*** Opening SUPPLIED DATA ***
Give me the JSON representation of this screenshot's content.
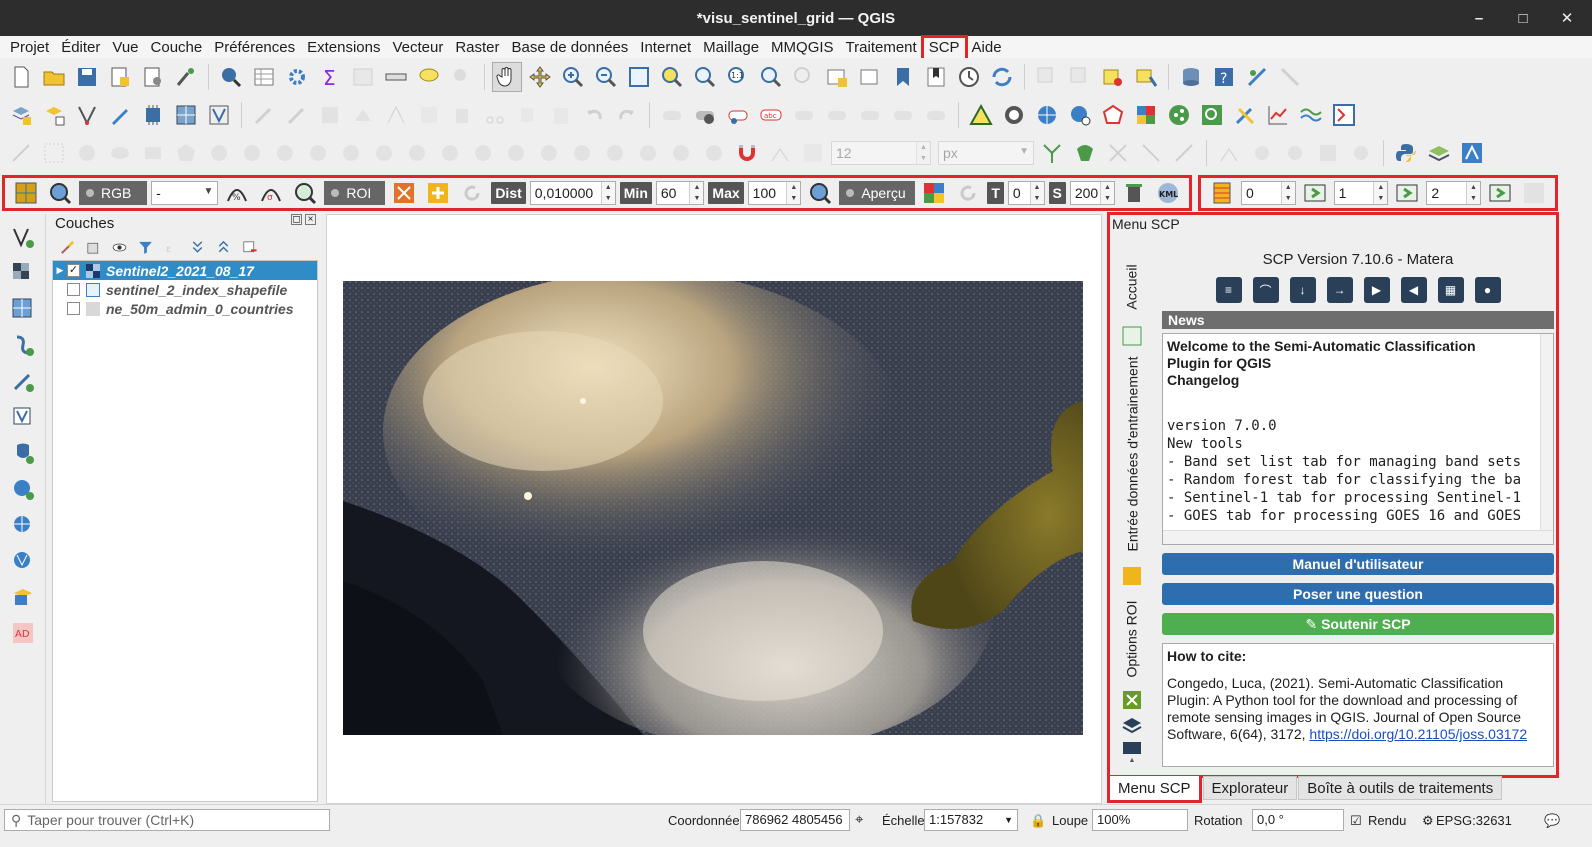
{
  "window": {
    "title": "*visu_sentinel_grid — QGIS"
  },
  "menu": [
    "Projet",
    "Éditer",
    "Vue",
    "Couche",
    "Préférences",
    "Extensions",
    "Vecteur",
    "Raster",
    "Base de données",
    "Internet",
    "Maillage",
    "MMQGIS",
    "Traitement",
    "SCP",
    "Aide"
  ],
  "menu_highlight": "SCP",
  "toolbar3": {
    "font_size": "12",
    "unit": "px"
  },
  "scp_toolbar": {
    "rgb_label": "RGB =",
    "rgb_value": "-",
    "roi_label": "ROI",
    "dist_label": "Dist",
    "dist_value": "0,010000",
    "min_label": "Min",
    "min_value": "60",
    "max_label": "Max",
    "max_value": "100",
    "preview_label": "Aperçu",
    "t_label": "T",
    "t_value": "0",
    "s_label": "S",
    "s_value": "200",
    "kml_label": "KML"
  },
  "band_toolbar": {
    "b1": "0",
    "b2": "1",
    "b3": "2"
  },
  "layers_panel": {
    "title": "Couches",
    "layers": [
      {
        "name": "Sentinel2_2021_08_17",
        "checked": true,
        "selected": true
      },
      {
        "name": "sentinel_2_index_shapefile",
        "checked": false,
        "selected": false
      },
      {
        "name": "ne_50m_admin_0_countries",
        "checked": false,
        "selected": false
      }
    ]
  },
  "scp_dock": {
    "title": "Menu SCP",
    "vtabs": [
      "Accueil",
      "Entrée données d'entrainement",
      "Options ROI"
    ],
    "version": "SCP Version 7.10.6 - Matera",
    "news_header": "News",
    "news_title_lines": [
      "Welcome to the Semi-Automatic Classification",
      "Plugin for QGIS",
      "Changelog"
    ],
    "news_lines": [
      "version 7.0.0",
      "New tools",
      "- Band set list tab for managing band sets",
      "- Random forest tab for classifying the ba",
      "- Sentinel-1 tab for processing Sentinel-1",
      "- GOES tab for processing GOES 16 and GOES"
    ],
    "manual_button": "Manuel d'utilisateur",
    "question_button": "Poser une question",
    "support_button": "Soutenir SCP",
    "cite_title": "How to cite",
    "cite_text": "Congedo, Luca, (2021). Semi-Automatic Classification Plugin: A Python tool for the download and processing of remote sensing images in QGIS. Journal of Open Source Software, 6(64), 3172, ",
    "cite_link": "https://doi.org/10.21105/joss.03172"
  },
  "dock_tabs": [
    "Menu SCP",
    "Explorateur",
    "Boîte à outils de traitements"
  ],
  "statusbar": {
    "locator_placeholder": "Taper pour trouver (Ctrl+K)",
    "coord_label": "Coordonnée",
    "coord_value": "786962 4805456",
    "scale_label": "Échelle",
    "scale_value": "1:157832",
    "magnifier_label": "Loupe",
    "magnifier_value": "100%",
    "rotation_label": "Rotation",
    "rotation_value": "0,0 °",
    "render_label": "Rendu",
    "crs": "EPSG:32631"
  },
  "colors": {
    "highlight": "#e2242b",
    "selection": "#308cc6",
    "button_blue": "#2f6eae",
    "button_green": "#4fae4f"
  }
}
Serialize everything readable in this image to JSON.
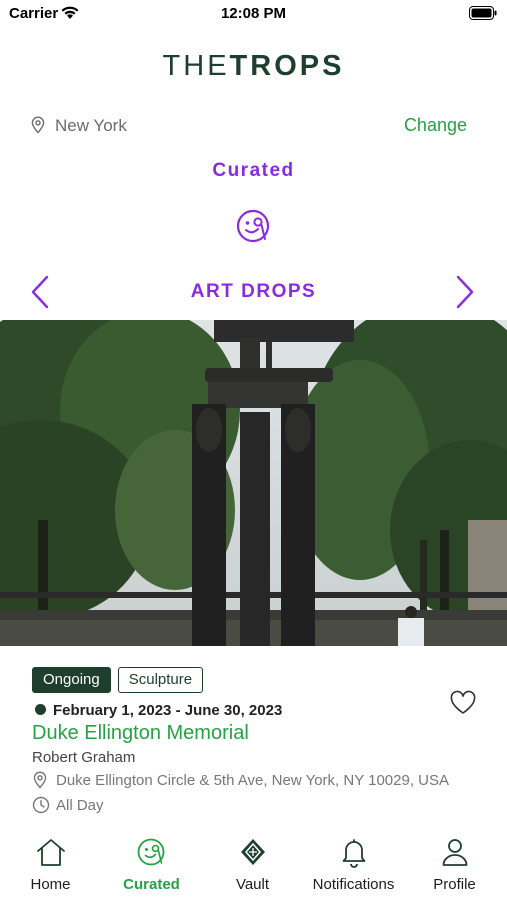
{
  "status_bar": {
    "carrier": "Carrier",
    "time": "12:08 PM"
  },
  "app": {
    "logo_part1": "THE",
    "logo_part2": "TROPS",
    "brand_color": "#1e3f2d",
    "accent_green": "#25a244",
    "accent_purple": "#8a2be2"
  },
  "location": {
    "city": "New York",
    "change_label": "Change"
  },
  "section": {
    "title": "Curated",
    "category": "ART DROPS"
  },
  "event": {
    "status_tag": "Ongoing",
    "category_tag": "Sculpture",
    "dates": "February 1, 2023 - June 30, 2023",
    "title": "Duke Ellington Memorial",
    "artist": "Robert Graham",
    "address": "Duke Ellington Circle & 5th Ave, New York, NY 10029, USA",
    "hours": "All Day",
    "image_subject": "bronze-sculpture-columns-park"
  },
  "tab_bar": {
    "items": [
      {
        "label": "Home",
        "icon": "home-icon",
        "active": false
      },
      {
        "label": "Curated",
        "icon": "curated-face-icon",
        "active": true
      },
      {
        "label": "Vault",
        "icon": "vault-diamond-icon",
        "active": false
      },
      {
        "label": "Notifications",
        "icon": "bell-icon",
        "active": false
      },
      {
        "label": "Profile",
        "icon": "person-icon",
        "active": false
      }
    ]
  }
}
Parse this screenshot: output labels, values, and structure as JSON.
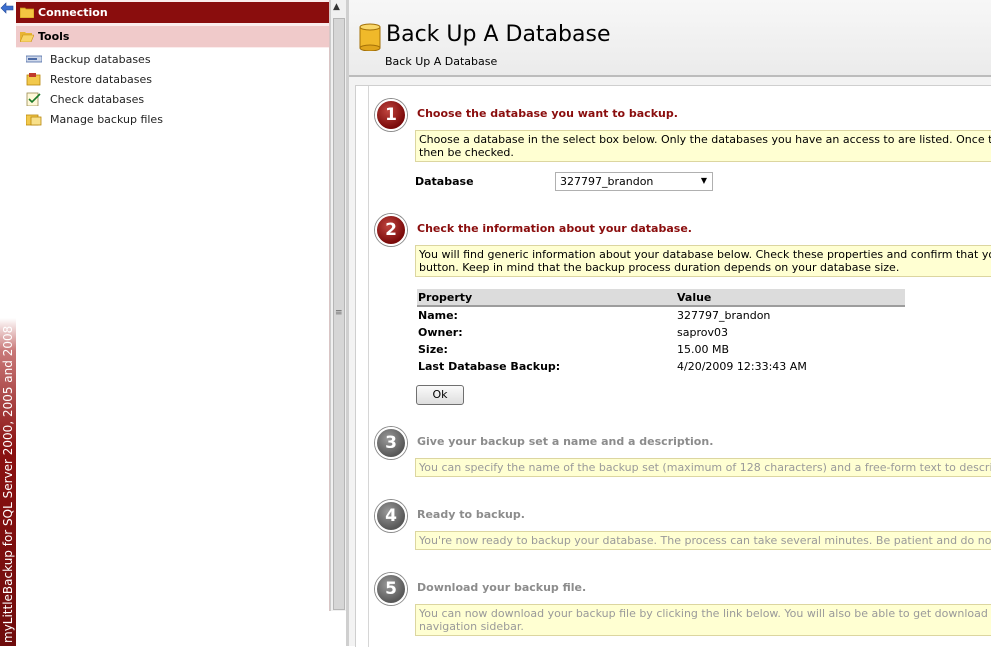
{
  "branding": {
    "text": "myLittleBackup for SQL Server 2000, 2005 and 2008"
  },
  "sidebar": {
    "connection_label": "Connection",
    "tools_label": "Tools",
    "items": [
      {
        "label": "Backup databases",
        "icon": "backup-icon"
      },
      {
        "label": "Restore databases",
        "icon": "restore-icon"
      },
      {
        "label": "Check databases",
        "icon": "check-icon"
      },
      {
        "label": "Manage backup files",
        "icon": "manage-files-icon"
      }
    ]
  },
  "header": {
    "title": "Back Up A Database",
    "subtitle": "Back Up A Database"
  },
  "steps": [
    {
      "number": "1",
      "title": "Choose the database you want to backup.",
      "info": "Choose a database in the select box below. Only the databases you have an access to are listed. Once the database has been selected, its information will then be checked.",
      "info_line1": "Choose a database in the select box below. Only the databases you have an access to are listed. Once the database h",
      "info_line2": "then be checked.",
      "active": true
    },
    {
      "number": "2",
      "title": "Check the information about your database.",
      "info_line1": "You will find generic information about your database below. Check these properties and confirm that you really want to",
      "info_line2": "button. Keep in mind that the backup process duration depends on your database size.",
      "active": true
    },
    {
      "number": "3",
      "title": "Give your backup set a name and a description.",
      "info_line1": "You can specify the name of the backup set (maximum of 128 characters) and a free-form text to describe the backup s",
      "active": false
    },
    {
      "number": "4",
      "title": "Ready to backup.",
      "info_line1": "You're now ready to backup your database. The process can take several minutes. Be patient and do not click the stop",
      "active": false
    },
    {
      "number": "5",
      "title": "Download your backup file.",
      "info_line1": "You can now download your backup file by clicking the link below. You will also be able to get download the backup file fr",
      "info_line2": "navigation sidebar.",
      "active": false
    }
  ],
  "database_select": {
    "label": "Database",
    "value": "327797_brandon"
  },
  "properties": {
    "headers": [
      "Property",
      "Value"
    ],
    "rows": [
      [
        "Name:",
        "327797_brandon"
      ],
      [
        "Owner:",
        "saprov03"
      ],
      [
        "Size:",
        "15.00 MB"
      ],
      [
        "Last Database Backup:",
        "4/20/2009 12:33:43 AM"
      ]
    ]
  },
  "ok_label": "Ok",
  "colors": {
    "accent": "#8a0d0d",
    "info_bg": "#ffffd2",
    "inactive": "#8c8c8c"
  }
}
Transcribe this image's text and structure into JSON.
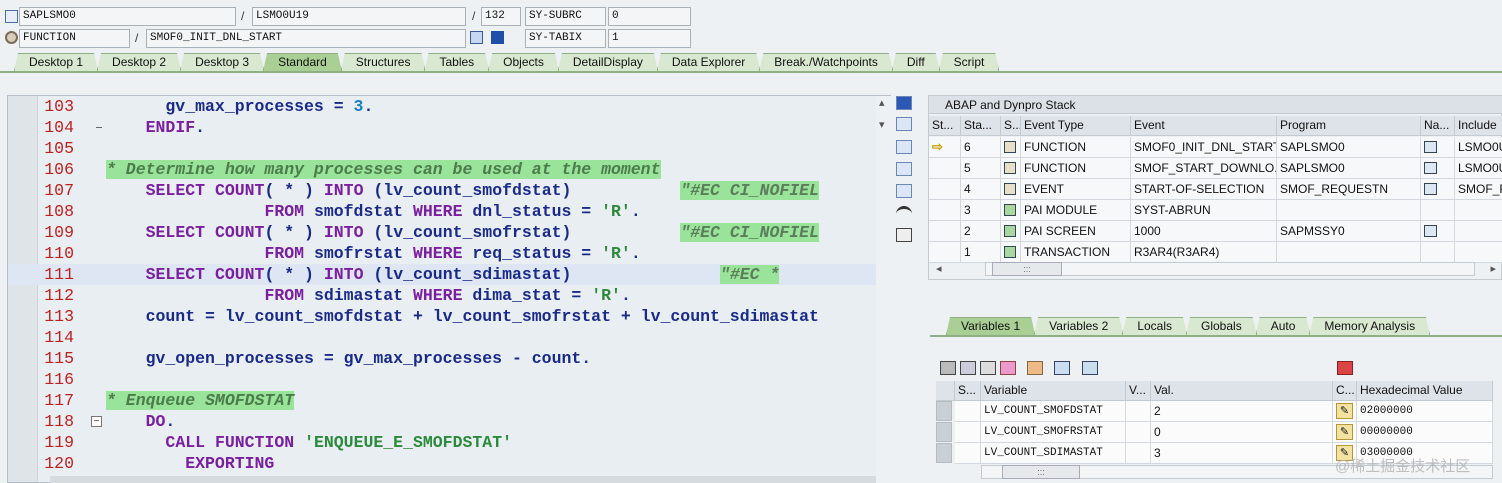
{
  "header": {
    "program_field": "SAPLSMO0",
    "include_field": "LSMO0U19",
    "line_field": "132",
    "sy_subrc_label": "SY-SUBRC",
    "sy_subrc_value": "0",
    "type_field": "FUNCTION",
    "name_field": "SMOF0_INIT_DNL_START",
    "sy_tabix_label": "SY-TABIX",
    "sy_tabix_value": "1",
    "slash": "/"
  },
  "main_tabs": [
    "Desktop 1",
    "Desktop 2",
    "Desktop 3",
    "Standard",
    "Structures",
    "Tables",
    "Objects",
    "DetailDisplay",
    "Data Explorer",
    "Break./Watchpoints",
    "Diff",
    "Script"
  ],
  "active_tab": "Standard",
  "code_lines": [
    {
      "n": "103",
      "t": "      gv_max_processes = 3."
    },
    {
      "n": "104",
      "t": "    ENDIF."
    },
    {
      "n": "105",
      "t": ""
    },
    {
      "n": "106",
      "t": "* Determine how many processes can be used at the moment"
    },
    {
      "n": "107",
      "t": "    SELECT COUNT( * ) INTO (lv_count_smofdstat)           \"#EC CI_NOFIEL"
    },
    {
      "n": "108",
      "t": "                FROM smofdstat WHERE dnl_status = 'R'."
    },
    {
      "n": "109",
      "t": "    SELECT COUNT( * ) INTO (lv_count_smofrstat)           \"#EC CI_NOFIEL"
    },
    {
      "n": "110",
      "t": "                FROM smofrstat WHERE req_status = 'R'."
    },
    {
      "n": "111",
      "t": "    SELECT COUNT( * ) INTO (lv_count_sdimastat)               \"#EC *"
    },
    {
      "n": "112",
      "t": "                FROM sdimastat WHERE dima_stat = 'R'."
    },
    {
      "n": "113",
      "t": "    count = lv_count_smofdstat + lv_count_smofrstat + lv_count_sdimastat"
    },
    {
      "n": "114",
      "t": ""
    },
    {
      "n": "115",
      "t": "    gv_open_processes = gv_max_processes - count."
    },
    {
      "n": "116",
      "t": ""
    },
    {
      "n": "117",
      "t": "* Enqueue SMOFDSTAT"
    },
    {
      "n": "118",
      "t": "    DO."
    },
    {
      "n": "119",
      "t": "      CALL FUNCTION 'ENQUEUE_E_SMOFDSTAT'"
    },
    {
      "n": "120",
      "t": "        EXPORTING"
    }
  ],
  "stack": {
    "title": "ABAP and Dynpro Stack",
    "columns": [
      "St...",
      "Sta...",
      "S...",
      "Event Type",
      "Event",
      "Program",
      "Na...",
      "Include"
    ],
    "rows": [
      {
        "level": "6",
        "type": "FUNCTION",
        "event": "SMOF0_INIT_DNL_START",
        "program": "SAPLSMO0",
        "include": "LSMO0U"
      },
      {
        "level": "5",
        "type": "FUNCTION",
        "event": "SMOF_START_DOWNLO...",
        "program": "SAPLSMO0",
        "include": "LSMO0U"
      },
      {
        "level": "4",
        "type": "EVENT",
        "event": "START-OF-SELECTION",
        "program": "SMOF_REQUESTN",
        "include": "SMOF_F"
      },
      {
        "level": "3",
        "type": "PAI MODULE",
        "event": "SYST-ABRUN",
        "program": "",
        "include": ""
      },
      {
        "level": "2",
        "type": "PAI SCREEN",
        "event": "1000",
        "program": "SAPMSSY0",
        "include": ""
      },
      {
        "level": "1",
        "type": "TRANSACTION",
        "event": "R3AR4(R3AR4)",
        "program": "",
        "include": ""
      }
    ]
  },
  "var_tabs": [
    "Variables 1",
    "Variables 2",
    "Locals",
    "Globals",
    "Auto",
    "Memory Analysis"
  ],
  "active_var_tab": "Variables 1",
  "variables": {
    "columns": [
      "S...",
      "Variable",
      "V...",
      "Val.",
      "C...",
      "Hexadecimal Value"
    ],
    "rows": [
      {
        "name": "LV_COUNT_SMOFDSTAT",
        "value": "2",
        "hex": "02000000"
      },
      {
        "name": "LV_COUNT_SMOFRSTAT",
        "value": "0",
        "hex": "00000000"
      },
      {
        "name": "LV_COUNT_SDIMASTAT",
        "value": "3",
        "hex": "03000000"
      }
    ]
  },
  "watermark": "@稀土掘金技术社区",
  "scroll_grip": ":::",
  "glyphs": {
    "pencil": "✎",
    "arrow_left": "◂",
    "arrow_right": "▸",
    "arrow_up": "▴",
    "arrow_down": "▾",
    "minus": "−",
    "current": "⇨"
  }
}
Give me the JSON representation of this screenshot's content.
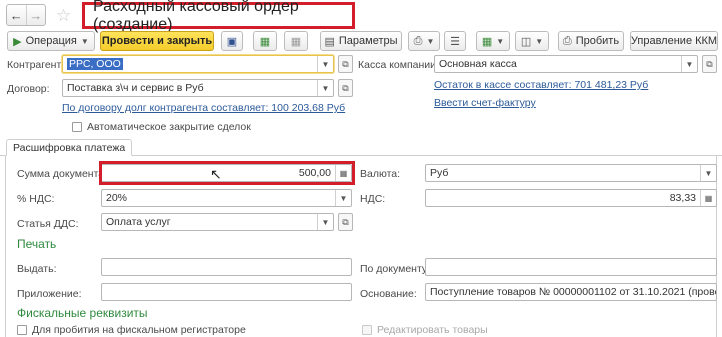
{
  "window": {
    "title": "Расходный кассовый ордер (создание)"
  },
  "toolbar": {
    "operation_label": "Операция",
    "post_close_label": "Провести и закрыть",
    "params_label": "Параметры",
    "punch_label": "Пробить",
    "kkm_label": "Управление ККМ"
  },
  "form": {
    "contragent_label": "Контрагент:",
    "contragent_value": "РРС, ООО",
    "contract_label": "Договор:",
    "contract_value": "Поставка з\\ч и сервис в Руб",
    "debt_link": "По договору долг контрагента составляет: 100 203,68 Руб",
    "auto_close_label": "Автоматическое закрытие сделок",
    "cashbox_label": "Касса компании:",
    "cashbox_value": "Основная касса",
    "balance_link": "Остаток в кассе составляет: 701 481,23 Руб",
    "invoice_link": "Ввести счет-фактуру"
  },
  "tabs": [
    "Расшифровка платежа"
  ],
  "payment": {
    "amount_label": "Сумма документа:",
    "amount_value": "500,00",
    "vat_rate_label": "% НДС:",
    "vat_rate_value": "20%",
    "dds_label": "Статья ДДС:",
    "dds_value": "Оплата услуг",
    "currency_label": "Валюта:",
    "currency_value": "Руб",
    "vat_label": "НДС:",
    "vat_value": "83,33"
  },
  "print": {
    "section_title": "Печать",
    "issue_label": "Выдать:",
    "issue_value": "",
    "by_doc_label": "По документу:",
    "by_doc_value": "",
    "attachment_label": "Приложение:",
    "attachment_value": "",
    "basis_label": "Основание:",
    "basis_value": "Поступление товаров № 00000001102 от 31.10.2021 (проведен)"
  },
  "fiscal": {
    "section_title": "Фискальные реквизиты",
    "punch_register_label": "Для пробития на фискальном регистраторе",
    "edit_goods_label": "Редактировать товары"
  },
  "colors": {
    "highlight_red": "#d21e2b",
    "primary_yellow": "#f5cc2b",
    "link_blue": "#2c5a99",
    "section_green": "#2f8a3e"
  }
}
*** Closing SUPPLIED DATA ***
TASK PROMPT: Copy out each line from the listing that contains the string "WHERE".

SOLUTION TO THIS EXERCISE:
      "t": "                FROM smofdstat WHERE dnl_status = 'R'."
      "t": "                FROM smofrstat WHERE req_status = 'R'."
      "t": "                FROM sdimastat WHERE dima_stat = 'R'."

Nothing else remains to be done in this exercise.